Citation: Liang Y, Liu L, Tan X, Huang Z, Dang J and Zheng W (2016) The Effect of Self-Esteem on Corrupt Intention: The Mediating Role of Materialism. Front. Psychol. 7:1063. doi: 10.3389/fpsyg.2016.01063
Received: 27 December 2015; Accepted: 29 June 2016;
Published: 12 July 2016.
Edited by:Shahar Ayal, Interdisciplinary Center Herzliya, Israel
Reviewed by:Amos Schurr, Ben-Gurion University of the Negev, Israel
Andrea Pittarello, Ben-Gurion University of the Negev, Israel

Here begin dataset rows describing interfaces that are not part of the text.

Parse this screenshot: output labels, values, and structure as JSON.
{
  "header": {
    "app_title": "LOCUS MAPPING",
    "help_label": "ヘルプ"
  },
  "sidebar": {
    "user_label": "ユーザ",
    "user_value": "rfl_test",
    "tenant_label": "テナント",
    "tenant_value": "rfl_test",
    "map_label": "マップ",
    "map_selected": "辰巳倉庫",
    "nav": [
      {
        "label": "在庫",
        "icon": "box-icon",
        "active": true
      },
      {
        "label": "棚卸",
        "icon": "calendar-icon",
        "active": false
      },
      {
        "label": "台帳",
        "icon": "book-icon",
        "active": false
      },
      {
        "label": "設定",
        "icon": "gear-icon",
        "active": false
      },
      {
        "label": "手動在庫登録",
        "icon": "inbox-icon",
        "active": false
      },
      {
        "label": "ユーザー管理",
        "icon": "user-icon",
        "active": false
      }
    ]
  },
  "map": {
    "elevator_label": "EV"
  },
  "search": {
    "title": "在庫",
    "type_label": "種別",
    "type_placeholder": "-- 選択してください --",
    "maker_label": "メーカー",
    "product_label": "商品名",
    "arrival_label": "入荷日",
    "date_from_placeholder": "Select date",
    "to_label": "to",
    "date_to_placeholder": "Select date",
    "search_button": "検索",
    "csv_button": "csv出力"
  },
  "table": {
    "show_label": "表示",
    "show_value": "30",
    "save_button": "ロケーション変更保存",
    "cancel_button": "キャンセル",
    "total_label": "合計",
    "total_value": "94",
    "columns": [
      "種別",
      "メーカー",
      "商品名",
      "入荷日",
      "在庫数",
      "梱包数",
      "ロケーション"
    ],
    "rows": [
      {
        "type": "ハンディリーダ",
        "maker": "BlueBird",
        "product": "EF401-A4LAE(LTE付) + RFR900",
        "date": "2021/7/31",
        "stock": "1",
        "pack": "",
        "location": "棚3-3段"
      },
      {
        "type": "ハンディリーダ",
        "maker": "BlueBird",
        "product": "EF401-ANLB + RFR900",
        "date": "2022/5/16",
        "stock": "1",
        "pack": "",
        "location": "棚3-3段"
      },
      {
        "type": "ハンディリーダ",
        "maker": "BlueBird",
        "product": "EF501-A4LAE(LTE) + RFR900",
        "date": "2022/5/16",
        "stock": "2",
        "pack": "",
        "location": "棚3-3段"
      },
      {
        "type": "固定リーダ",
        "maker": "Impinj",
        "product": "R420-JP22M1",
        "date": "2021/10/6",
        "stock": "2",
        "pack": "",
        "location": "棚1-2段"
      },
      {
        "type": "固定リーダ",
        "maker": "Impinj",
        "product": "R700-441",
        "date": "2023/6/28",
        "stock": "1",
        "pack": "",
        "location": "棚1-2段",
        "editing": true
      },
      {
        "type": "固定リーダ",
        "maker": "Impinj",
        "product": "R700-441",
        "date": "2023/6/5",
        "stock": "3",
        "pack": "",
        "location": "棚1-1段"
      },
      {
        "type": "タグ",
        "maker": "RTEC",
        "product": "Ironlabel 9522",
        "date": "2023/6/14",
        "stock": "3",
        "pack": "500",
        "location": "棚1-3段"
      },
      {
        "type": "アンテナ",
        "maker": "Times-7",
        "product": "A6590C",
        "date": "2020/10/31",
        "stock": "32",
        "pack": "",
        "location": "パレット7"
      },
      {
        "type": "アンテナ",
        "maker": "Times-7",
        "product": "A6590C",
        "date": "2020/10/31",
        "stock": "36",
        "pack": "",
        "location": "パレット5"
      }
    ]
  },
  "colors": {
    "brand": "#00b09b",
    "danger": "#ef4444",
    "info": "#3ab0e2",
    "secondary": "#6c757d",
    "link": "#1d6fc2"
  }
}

Copyright © 2016 Liang, Liu, Tan, Huang, Dang and Zheng. This is an open-access article distributed under the terms of the Creative Commons Attribution License (CC BY). The use, distribution or reproduction in other forums is permitted, provided the original author(s) or licensor are credited and that the original publication in this journal is cited, in accordance with accepted academic practice. No use, distribution or reproduction is permitted which does not comply with these terms.
*Correspondence: Li Liu, firstname.lastname@example.org